Josefina, 43, an immigrant from Guatemala who has lived the past eight years in Sioux Center, has had mammograms each of the past three years. She received her first mammogram in 2015 through Promise’s Sister to Sister/Hermana a Hermana program, which provides free breast cancer screenings to uninsured and underinsured women 40-65 years old, thanks to grant funding from the Susan G. Komen for a Cure organization. Her mammogram in 2016 was provided through the Iowa Care for Yourself program. In 2017, her mammogram was covered through private health insurance through her employment at the Smithfield Foods plant in Sioux Center.

After her mammogram in May at Sioux Center Health, Josefina had a couple of follow-up diagnostic procedures in Sioux Falls, SD. She then had surgery to remove both of her breasts on Sept. 20 in Sioux Falls.

It was a difficult experience for her to go through.

“It’s not easy to lose part of your body because it’s your part of your body,” she said. “It was very painful. It was hard for me to get up. My children had to get me up.”

Josefina said she felt pain for a couple of months, but she gradually recovered and is feeling better now. Her doctors tell her they were able to get all the cancer, and she returned back to work in December.

Because of her experience, she encourages other women to have mammograms as well so breast cancer can be detected early.

“It’s important to have the mammogram done because we don’t know what we have,” she said.

Promise Community Health Center of Sioux Center is the only Federally Qualified Health Center serving the far northwest corner of Iowa. Promise provides medical, prenatal, dental, vision and behavioral health services. To learn more, visit www.promisechc.org and watch this video. To read more Promise news, visit promisechcnews.blogspot.com.
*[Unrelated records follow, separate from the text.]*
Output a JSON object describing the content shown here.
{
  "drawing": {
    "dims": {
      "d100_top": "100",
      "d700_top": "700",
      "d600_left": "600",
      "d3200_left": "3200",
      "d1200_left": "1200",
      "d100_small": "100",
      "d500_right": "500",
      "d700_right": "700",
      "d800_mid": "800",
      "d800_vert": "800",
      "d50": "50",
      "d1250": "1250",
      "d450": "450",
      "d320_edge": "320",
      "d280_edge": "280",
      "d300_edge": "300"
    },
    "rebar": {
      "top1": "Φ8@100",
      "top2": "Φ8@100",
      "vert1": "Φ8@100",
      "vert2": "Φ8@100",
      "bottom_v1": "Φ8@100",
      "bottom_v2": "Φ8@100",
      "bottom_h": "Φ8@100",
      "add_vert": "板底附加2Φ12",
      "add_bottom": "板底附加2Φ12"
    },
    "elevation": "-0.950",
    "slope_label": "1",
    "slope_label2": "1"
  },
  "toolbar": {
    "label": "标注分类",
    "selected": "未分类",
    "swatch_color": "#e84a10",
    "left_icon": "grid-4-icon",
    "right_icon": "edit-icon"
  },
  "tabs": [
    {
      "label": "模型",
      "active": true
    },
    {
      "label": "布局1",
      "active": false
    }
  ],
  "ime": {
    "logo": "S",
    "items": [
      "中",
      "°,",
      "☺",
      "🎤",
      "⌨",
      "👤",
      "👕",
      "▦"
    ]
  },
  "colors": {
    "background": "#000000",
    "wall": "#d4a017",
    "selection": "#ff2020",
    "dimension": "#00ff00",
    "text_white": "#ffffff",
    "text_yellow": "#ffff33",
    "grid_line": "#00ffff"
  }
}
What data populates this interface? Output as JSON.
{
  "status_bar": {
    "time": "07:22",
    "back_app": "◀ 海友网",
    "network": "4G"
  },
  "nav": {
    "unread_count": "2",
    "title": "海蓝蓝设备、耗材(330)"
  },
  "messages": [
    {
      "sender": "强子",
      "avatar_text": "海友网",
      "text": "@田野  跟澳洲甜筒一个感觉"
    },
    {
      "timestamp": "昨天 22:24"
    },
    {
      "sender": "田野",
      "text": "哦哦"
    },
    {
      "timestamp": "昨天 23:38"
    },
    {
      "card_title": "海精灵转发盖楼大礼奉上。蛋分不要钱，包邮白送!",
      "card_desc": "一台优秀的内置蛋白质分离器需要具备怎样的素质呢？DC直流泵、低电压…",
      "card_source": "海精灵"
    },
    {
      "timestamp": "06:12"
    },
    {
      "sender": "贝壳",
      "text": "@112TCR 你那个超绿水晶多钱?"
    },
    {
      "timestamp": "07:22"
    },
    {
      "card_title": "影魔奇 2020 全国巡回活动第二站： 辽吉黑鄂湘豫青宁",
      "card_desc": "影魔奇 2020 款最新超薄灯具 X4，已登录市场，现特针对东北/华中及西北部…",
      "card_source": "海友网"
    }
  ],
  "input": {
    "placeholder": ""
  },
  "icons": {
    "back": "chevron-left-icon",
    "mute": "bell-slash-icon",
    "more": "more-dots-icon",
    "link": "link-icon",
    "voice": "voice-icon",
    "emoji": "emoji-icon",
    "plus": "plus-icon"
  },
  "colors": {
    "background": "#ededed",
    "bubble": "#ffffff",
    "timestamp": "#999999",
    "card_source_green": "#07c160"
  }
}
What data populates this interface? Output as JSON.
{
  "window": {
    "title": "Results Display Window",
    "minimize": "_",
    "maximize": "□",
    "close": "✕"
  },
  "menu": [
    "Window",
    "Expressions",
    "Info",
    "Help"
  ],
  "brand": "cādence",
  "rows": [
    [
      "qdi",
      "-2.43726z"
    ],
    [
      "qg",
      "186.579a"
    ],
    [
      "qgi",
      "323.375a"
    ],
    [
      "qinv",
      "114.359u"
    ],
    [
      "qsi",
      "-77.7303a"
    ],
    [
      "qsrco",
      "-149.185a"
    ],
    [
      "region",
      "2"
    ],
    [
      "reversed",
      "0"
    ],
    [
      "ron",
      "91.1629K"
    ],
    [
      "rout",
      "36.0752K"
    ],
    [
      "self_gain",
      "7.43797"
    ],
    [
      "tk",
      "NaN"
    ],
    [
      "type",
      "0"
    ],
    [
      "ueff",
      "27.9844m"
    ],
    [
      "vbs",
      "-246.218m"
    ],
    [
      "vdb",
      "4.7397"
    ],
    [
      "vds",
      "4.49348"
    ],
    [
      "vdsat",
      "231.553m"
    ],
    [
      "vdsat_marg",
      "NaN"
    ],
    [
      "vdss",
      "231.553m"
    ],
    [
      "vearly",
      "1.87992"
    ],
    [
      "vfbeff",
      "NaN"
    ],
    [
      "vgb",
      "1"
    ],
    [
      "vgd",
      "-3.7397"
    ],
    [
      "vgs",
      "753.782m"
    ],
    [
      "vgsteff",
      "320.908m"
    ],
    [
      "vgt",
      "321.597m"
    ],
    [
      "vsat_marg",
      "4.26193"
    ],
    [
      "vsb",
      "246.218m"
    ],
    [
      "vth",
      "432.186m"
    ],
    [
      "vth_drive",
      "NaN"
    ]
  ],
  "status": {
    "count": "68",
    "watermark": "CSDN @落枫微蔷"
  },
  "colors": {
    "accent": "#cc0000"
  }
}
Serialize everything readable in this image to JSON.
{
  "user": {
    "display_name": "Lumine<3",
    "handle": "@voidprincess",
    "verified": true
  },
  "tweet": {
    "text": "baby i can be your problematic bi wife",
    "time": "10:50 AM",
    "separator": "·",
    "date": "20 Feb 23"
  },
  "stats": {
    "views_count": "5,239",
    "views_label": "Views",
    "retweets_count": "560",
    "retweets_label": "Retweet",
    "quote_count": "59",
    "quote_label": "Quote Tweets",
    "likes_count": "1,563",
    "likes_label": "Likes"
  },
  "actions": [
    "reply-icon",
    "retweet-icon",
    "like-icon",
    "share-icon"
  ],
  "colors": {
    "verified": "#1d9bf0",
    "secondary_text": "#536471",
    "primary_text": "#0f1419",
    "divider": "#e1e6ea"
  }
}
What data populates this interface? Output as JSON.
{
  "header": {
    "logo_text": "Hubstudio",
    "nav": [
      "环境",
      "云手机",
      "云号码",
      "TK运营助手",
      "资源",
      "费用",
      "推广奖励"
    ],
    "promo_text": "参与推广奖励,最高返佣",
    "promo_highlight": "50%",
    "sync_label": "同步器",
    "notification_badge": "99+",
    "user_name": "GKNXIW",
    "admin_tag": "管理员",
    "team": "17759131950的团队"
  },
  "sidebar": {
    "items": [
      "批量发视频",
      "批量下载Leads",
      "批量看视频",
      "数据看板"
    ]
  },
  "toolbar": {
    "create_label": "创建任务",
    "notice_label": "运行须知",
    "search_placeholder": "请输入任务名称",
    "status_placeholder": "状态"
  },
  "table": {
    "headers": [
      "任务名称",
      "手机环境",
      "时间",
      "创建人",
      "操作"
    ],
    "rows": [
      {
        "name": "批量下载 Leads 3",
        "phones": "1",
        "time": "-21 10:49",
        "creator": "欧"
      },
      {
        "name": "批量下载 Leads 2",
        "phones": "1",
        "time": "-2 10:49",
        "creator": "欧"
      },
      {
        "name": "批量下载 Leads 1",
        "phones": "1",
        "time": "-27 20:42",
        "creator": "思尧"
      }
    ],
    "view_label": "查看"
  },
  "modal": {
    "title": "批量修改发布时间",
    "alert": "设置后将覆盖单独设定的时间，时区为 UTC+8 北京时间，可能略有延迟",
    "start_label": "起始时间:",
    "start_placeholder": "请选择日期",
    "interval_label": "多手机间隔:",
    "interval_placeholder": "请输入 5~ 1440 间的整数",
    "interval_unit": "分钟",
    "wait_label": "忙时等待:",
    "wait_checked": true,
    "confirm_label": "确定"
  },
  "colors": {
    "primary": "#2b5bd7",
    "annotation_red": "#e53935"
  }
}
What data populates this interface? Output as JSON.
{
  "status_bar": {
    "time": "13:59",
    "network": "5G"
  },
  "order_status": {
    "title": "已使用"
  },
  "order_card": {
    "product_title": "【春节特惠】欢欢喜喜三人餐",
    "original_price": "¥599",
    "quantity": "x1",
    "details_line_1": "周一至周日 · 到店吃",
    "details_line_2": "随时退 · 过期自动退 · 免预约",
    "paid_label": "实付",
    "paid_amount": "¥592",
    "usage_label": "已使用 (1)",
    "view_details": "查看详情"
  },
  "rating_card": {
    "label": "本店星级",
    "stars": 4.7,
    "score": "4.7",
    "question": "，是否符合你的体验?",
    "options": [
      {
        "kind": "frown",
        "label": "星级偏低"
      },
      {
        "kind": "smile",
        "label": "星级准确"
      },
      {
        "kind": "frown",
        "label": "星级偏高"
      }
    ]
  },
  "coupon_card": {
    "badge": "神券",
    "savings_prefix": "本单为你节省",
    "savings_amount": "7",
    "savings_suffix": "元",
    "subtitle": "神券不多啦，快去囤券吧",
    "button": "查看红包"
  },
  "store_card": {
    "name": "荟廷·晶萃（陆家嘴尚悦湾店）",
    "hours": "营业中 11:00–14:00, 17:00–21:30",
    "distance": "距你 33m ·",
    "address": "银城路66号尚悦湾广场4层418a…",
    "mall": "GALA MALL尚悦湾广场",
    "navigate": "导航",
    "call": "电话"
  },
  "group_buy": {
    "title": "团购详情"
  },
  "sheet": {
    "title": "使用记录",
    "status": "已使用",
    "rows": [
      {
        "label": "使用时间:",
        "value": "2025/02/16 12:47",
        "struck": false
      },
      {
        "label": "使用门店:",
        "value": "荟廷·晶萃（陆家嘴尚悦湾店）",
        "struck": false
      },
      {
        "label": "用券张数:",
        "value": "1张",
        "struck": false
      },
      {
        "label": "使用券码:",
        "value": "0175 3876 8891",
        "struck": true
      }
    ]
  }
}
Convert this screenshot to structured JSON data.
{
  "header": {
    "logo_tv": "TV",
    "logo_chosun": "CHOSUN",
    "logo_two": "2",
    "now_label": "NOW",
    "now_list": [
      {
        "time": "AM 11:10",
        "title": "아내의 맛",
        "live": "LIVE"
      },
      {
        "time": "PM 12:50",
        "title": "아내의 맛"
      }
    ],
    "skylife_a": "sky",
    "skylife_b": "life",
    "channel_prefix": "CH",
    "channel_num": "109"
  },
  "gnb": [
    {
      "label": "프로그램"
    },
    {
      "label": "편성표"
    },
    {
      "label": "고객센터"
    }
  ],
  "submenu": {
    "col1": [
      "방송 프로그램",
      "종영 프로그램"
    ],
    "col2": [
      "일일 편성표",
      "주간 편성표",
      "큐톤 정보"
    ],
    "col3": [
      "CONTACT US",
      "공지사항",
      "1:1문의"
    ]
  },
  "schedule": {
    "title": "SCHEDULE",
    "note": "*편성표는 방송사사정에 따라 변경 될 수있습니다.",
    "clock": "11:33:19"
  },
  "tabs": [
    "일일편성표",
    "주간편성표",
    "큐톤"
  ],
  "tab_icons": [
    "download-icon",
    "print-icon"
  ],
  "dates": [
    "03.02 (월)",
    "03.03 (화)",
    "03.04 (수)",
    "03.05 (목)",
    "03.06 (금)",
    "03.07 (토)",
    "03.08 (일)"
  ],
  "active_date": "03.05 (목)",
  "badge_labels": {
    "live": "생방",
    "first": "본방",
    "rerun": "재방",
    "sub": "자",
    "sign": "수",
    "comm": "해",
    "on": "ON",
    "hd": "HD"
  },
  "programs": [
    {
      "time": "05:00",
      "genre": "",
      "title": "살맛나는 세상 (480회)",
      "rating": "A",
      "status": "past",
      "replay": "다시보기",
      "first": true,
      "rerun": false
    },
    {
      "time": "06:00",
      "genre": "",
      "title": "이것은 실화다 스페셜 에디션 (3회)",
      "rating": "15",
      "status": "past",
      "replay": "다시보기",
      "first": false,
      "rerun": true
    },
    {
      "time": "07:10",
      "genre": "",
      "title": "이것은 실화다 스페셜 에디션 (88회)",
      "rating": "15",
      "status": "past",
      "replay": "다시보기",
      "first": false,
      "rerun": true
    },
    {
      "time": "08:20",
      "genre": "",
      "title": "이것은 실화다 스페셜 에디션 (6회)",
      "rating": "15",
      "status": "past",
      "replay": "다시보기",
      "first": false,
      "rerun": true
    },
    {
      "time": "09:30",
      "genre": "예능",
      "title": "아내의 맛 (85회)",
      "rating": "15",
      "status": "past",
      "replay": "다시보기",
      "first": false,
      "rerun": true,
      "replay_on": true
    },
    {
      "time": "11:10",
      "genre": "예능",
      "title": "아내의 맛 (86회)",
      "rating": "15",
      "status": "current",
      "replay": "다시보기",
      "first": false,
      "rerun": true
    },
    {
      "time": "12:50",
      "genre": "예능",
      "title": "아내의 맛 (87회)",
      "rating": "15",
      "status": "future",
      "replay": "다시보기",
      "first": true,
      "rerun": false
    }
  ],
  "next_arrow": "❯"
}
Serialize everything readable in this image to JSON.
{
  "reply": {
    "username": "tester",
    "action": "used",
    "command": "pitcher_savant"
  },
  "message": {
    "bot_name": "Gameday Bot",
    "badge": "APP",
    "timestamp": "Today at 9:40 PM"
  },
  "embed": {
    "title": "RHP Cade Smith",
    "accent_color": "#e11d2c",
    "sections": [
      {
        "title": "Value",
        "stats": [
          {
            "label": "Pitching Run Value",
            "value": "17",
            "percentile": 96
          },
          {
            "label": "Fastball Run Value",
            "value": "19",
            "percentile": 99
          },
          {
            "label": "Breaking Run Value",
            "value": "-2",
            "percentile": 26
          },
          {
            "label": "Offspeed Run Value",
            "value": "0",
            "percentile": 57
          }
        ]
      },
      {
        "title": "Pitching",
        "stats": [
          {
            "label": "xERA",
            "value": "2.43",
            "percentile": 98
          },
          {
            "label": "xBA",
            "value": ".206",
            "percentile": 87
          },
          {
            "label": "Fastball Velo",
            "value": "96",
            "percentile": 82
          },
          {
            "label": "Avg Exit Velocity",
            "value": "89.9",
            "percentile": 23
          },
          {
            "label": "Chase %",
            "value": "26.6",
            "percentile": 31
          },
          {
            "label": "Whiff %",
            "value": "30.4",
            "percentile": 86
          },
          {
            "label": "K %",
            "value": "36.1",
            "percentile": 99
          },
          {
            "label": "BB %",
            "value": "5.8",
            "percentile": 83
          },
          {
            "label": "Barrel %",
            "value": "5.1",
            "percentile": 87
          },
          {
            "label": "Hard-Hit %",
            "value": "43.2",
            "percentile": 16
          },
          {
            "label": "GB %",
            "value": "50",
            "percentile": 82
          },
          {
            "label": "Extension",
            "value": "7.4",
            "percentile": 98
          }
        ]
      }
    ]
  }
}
FREE MAMMOGRAMS AVAILABLE:
During the past six years, Promise Community Health Center has made available about 350 mammograms to women through its Sister to Sister/Hermana a Hermana program, thanks to grant funding through Susan G. Komen for a Cure.

The program is offered to women 40-65 years old who do not have insurance or do not have adequate insurance coverage. The program also provides funding for free clinical breast exams during well-woman visits. Transportation also is made available for women who lack the means to travel to these important screenings.

If you have questions, call Promise at 712-722-1700.

To learn more, read this story.


DID YOU KNOW?
  • About 1 in 8 (12 percent) of U.S. women have a lifetime risk of developing breast cancer.
  • An estimated 268,670 new cases of breast cancer will be diagnosed in men and women nationwide during the year 2018 – the most of any cancer.
  • An estimated 41,300 men and women nationwide will die from breast cancer during 2018 – the fourth highest of any cancer.
  • Death rates from female breast cancer dropped 39 percent from 1989 to 2015. That is attributed to earlier detection due to breast cancer screening, increased awareness and better treatments.
  • The United States has more than 3.1 million breast cancer survivors.
Source: American Cancer Society